Sometimes, the source of the quotation was featured in silhouette delivering his own quotation. A home viewer who submitted a quotation used on the program won a prize, determined by the extent to which the panelists had erred in determining the source of the quotations.[1]

Panelists and guest stars[edit]

For a time, journalist H. V. Kaltenborn and the actor Boris Karloff were also panelists. Kaltenborn was a former radio commentator known for his precise diction and recitations from memory. In 1948, he had called the election of Governor Thomas E. Dewey to the U.S. presidency. Before the night ended, however, Kaltenborn retracted his projection to verify the victory of President Harry S. Truman. Later in jest, Truman did a celebrated impersonation of Kaltenborn.[4] Karloff was a mystery and adventure film star who later hosted the NBC series Thriller.[5]

Other Who Said That? panelists included Groucho Marx, [6] Frank Conniff, Deems Taylor, former child actress Peggy Ann Garner, Vanderbilt family heir Alfred Vanderbilt, a great-grandson of Cornelius Vanderbilt,[7] and the American actress Dagmar, born Virginia Ruth Egnor (1921–2001), who used only the single name for identification.[8]

Time slot[edit]

During much of its run, Who Said That? aired in the last half hour of prime time, at 10:30pm on Mondays. From 1953 to 1954, it followed the anthology series Robert Montgomery Presents and aired opposite the live drama, Studio One on CBS.[9]

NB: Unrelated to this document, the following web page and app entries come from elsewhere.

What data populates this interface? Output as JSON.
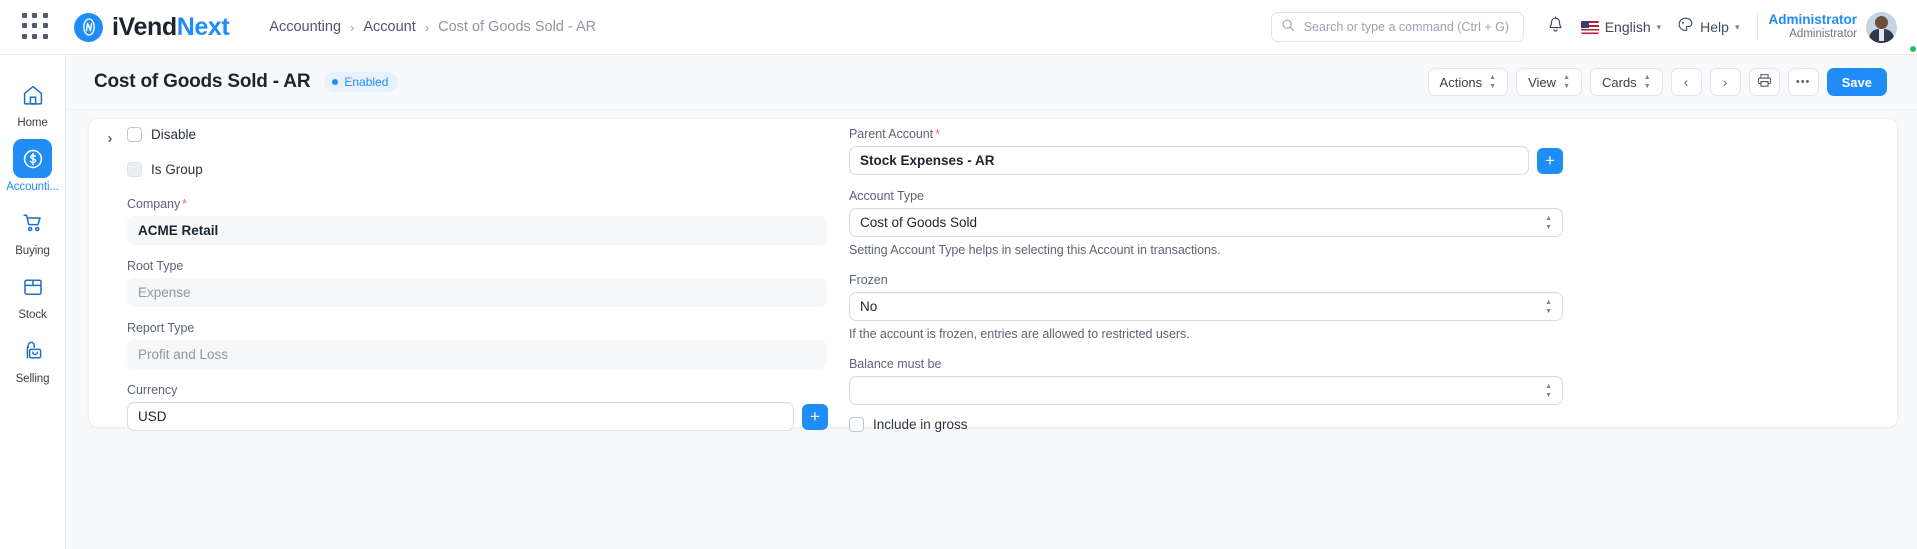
{
  "navbar": {
    "apps_icon": "grid-apps-icon",
    "brand": {
      "part1": "iVend",
      "part2": "Next",
      "logo_icon": "ivendnext-logo-icon"
    },
    "breadcrumb": [
      {
        "label": "Accounting",
        "current": false
      },
      {
        "label": "Account",
        "current": false
      },
      {
        "label": "Cost of Goods Sold - AR",
        "current": true
      }
    ],
    "breadcrumb_separator": "›",
    "search": {
      "placeholder": "Search or type a command (Ctrl + G)",
      "value": "",
      "icon": "search-icon"
    },
    "notifications_icon": "bell-icon",
    "language": {
      "label": "English",
      "caret": "⌄",
      "flag": "us-flag-icon"
    },
    "help": {
      "label": "Help",
      "caret": "⌄",
      "icon": "help-palette-icon"
    },
    "user": {
      "name": "Administrator",
      "role": "Administrator",
      "avatar": "user-avatar"
    }
  },
  "sidebar": {
    "items": [
      {
        "label": "Home",
        "icon": "home-icon",
        "active": false
      },
      {
        "label": "Accounti...",
        "icon": "dollar-circle-icon",
        "active": true
      },
      {
        "label": "Buying",
        "icon": "shopping-cart-icon",
        "active": false
      },
      {
        "label": "Stock",
        "icon": "box-icon",
        "active": false
      },
      {
        "label": "Selling",
        "icon": "selling-bag-icon",
        "active": false
      }
    ]
  },
  "page": {
    "title": "Cost of Goods Sold - AR",
    "status_badge": "Enabled",
    "toolbar": {
      "actions_label": "Actions",
      "view_label": "View",
      "cards_label": "Cards",
      "prev_label": "‹",
      "next_label": "›",
      "print_icon": "printer-icon",
      "more_label": "•••",
      "save_label": "Save"
    }
  },
  "form": {
    "collapse_chevron": "›",
    "left": {
      "disable": {
        "label": "Disable",
        "checked": false,
        "disabled": false
      },
      "is_group": {
        "label": "Is Group",
        "checked": false,
        "disabled": true
      },
      "company": {
        "label": "Company",
        "required": true,
        "value": "ACME Retail",
        "readonly": true
      },
      "root_type": {
        "label": "Root Type",
        "required": false,
        "value": "Expense",
        "readonly": true
      },
      "report_type": {
        "label": "Report Type",
        "required": false,
        "value": "Profit and Loss",
        "readonly": true
      },
      "currency": {
        "label": "Currency",
        "required": false,
        "value": "USD",
        "readonly": false,
        "add_button": "+"
      }
    },
    "right": {
      "parent_account": {
        "label": "Parent Account",
        "required": true,
        "value": "Stock Expenses - AR",
        "add_button": "+"
      },
      "account_type": {
        "label": "Account Type",
        "value": "Cost of Goods Sold",
        "helper": "Setting Account Type helps in selecting this Account in transactions."
      },
      "frozen": {
        "label": "Frozen",
        "value": "No",
        "helper": "If the account is frozen, entries are allowed to restricted users."
      },
      "balance_must_be": {
        "label": "Balance must be",
        "value": ""
      },
      "include_in_gross": {
        "label": "Include in gross",
        "checked": false
      }
    }
  },
  "colors": {
    "accent": "#1f8df5",
    "page_bg": "#f7f9fb",
    "text": "#1b2530",
    "muted": "#5b6676",
    "required": "#e8707a",
    "online": "#22c55e"
  }
}
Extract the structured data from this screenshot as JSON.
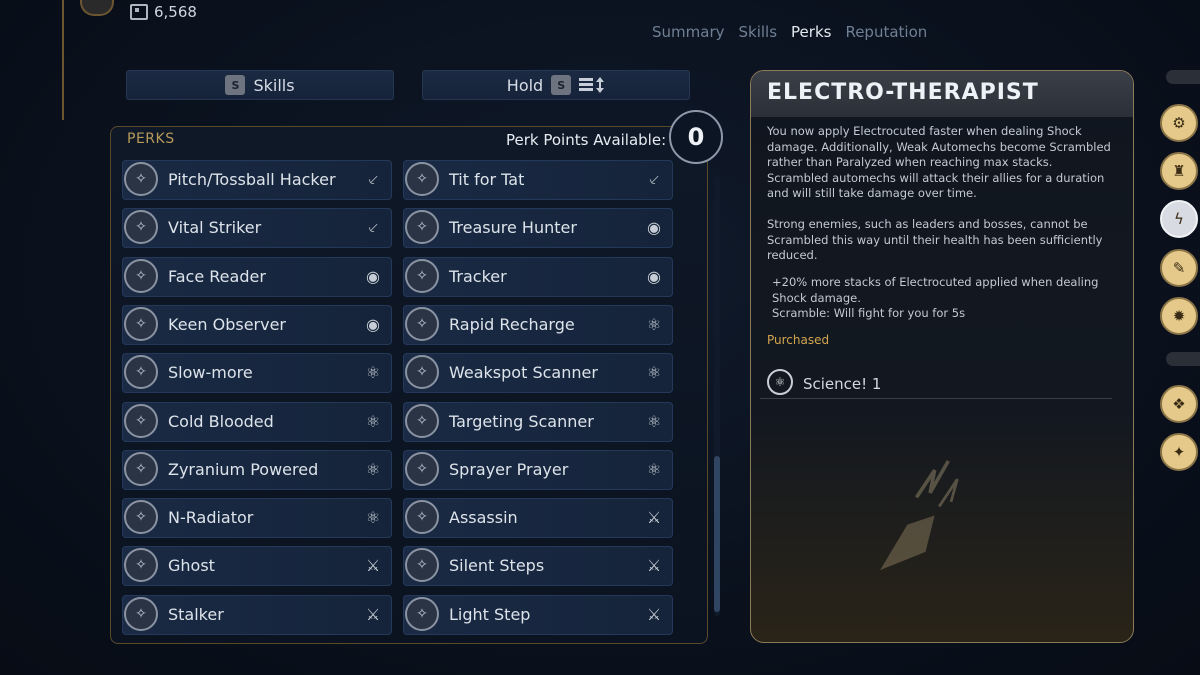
{
  "currency": {
    "amount": "6,568",
    "icon": "currency-icon"
  },
  "tabs": [
    "Summary",
    "Skills",
    "Perks",
    "Reputation"
  ],
  "active_tab": "Perks",
  "top_buttons": {
    "skills": {
      "key": "S",
      "label": "Skills"
    },
    "hold": {
      "label": "Hold",
      "key": "S",
      "icon": "sort-icon"
    }
  },
  "perks_header": "PERKS",
  "perk_points_label": "Perk Points Available:",
  "perk_points": "0",
  "perks_left": [
    {
      "name": "Pitch/Tossball Hacker",
      "icon": "hack-icon",
      "category": "scythe-icon"
    },
    {
      "name": "Vital Striker",
      "icon": "strike-icon",
      "category": "scythe-icon"
    },
    {
      "name": "Face Reader",
      "icon": "face-icon",
      "category": "eye-icon"
    },
    {
      "name": "Keen Observer",
      "icon": "compass-icon",
      "category": "eye-icon"
    },
    {
      "name": "Slow-more",
      "icon": "slow-icon",
      "category": "atom-icon"
    },
    {
      "name": "Cold Blooded",
      "icon": "cold-icon",
      "category": "atom-icon"
    },
    {
      "name": "Zyranium Powered",
      "icon": "zyranium-icon",
      "category": "atom-icon"
    },
    {
      "name": "N-Radiator",
      "icon": "radiator-icon",
      "category": "atom-icon"
    },
    {
      "name": "Ghost",
      "icon": "ghost-icon",
      "category": "sneak-icon"
    },
    {
      "name": "Stalker",
      "icon": "stalker-icon",
      "category": "sneak-icon"
    }
  ],
  "perks_right": [
    {
      "name": "Tit for Tat",
      "icon": "tit-icon",
      "category": "scythe-icon"
    },
    {
      "name": "Treasure Hunter",
      "icon": "chest-icon",
      "category": "eye-icon"
    },
    {
      "name": "Tracker",
      "icon": "tracker-icon",
      "category": "eye-icon"
    },
    {
      "name": "Rapid Recharge",
      "icon": "recharge-icon",
      "category": "atom-icon"
    },
    {
      "name": "Weakspot Scanner",
      "icon": "scanner-icon",
      "category": "atom-icon"
    },
    {
      "name": "Targeting Scanner",
      "icon": "target-icon",
      "category": "atom-icon"
    },
    {
      "name": "Sprayer Prayer",
      "icon": "sprayer-icon",
      "category": "atom-icon"
    },
    {
      "name": "Assassin",
      "icon": "assassin-icon",
      "category": "sneak-icon"
    },
    {
      "name": "Silent Steps",
      "icon": "steps-icon",
      "category": "sneak-icon"
    },
    {
      "name": "Light Step",
      "icon": "lightstep-icon",
      "category": "sneak-icon"
    }
  ],
  "detail": {
    "title": "ELECTRO-THERAPIST",
    "paragraph1": "You now apply Electrocuted faster when dealing Shock damage. Additionally, Weak Automechs become Scrambled rather than Paralyzed when reaching max stacks. Scrambled automechs will attack their allies for a duration and will still take damage over time.",
    "paragraph2": "Strong enemies, such as leaders and bosses, cannot be Scrambled this way until their health has been sufficiently reduced.",
    "bullets": "+20% more stacks of Electrocuted applied when dealing Shock damage.\nScramble: Will fight for you for 5s",
    "status": "Purchased",
    "requirement": "Science! 1"
  },
  "colors": {
    "gold": "#d2a64f",
    "panel": "#1a2a44",
    "rail_gold": "#e5c98a"
  }
}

References[edit]

  1. ^ a b c Who Said That? in Tim Brooks and Earle Marsh, A Complete Directory to Prime Time Cable and Network TV Shows, 1946 – Present, p. 978. New York: Random House Publishing, 2003. Retrieved June 11, 2011. 
  2. ^ "Show Overview: Who Said That?". tv.com. Retrieved June 12, 2011. 
  3. ^ Alex McNeil, Total Television, p. 911
  4. ^ "H. V. Kaltenborn". coutant.org. Retrieved June 12, 2011. 
  5. ^ "Celebrating the Legend of Boris Karloff and Thriller". yesweekly.com. Retrieved June 12, 2011. 
  6. ^ "Who Said That" broadcast of 10 May, 1955
  7. ^ "Who Said That?". Internet Movie Data Base. Retrieved June 12, 2011. 
  8. ^ "Dagmar". Internet Movie Data Base. Retrieved June 12, 2011. 
  9. ^ McNeil, Total Television, Network television schedule, appendix

External links[edit]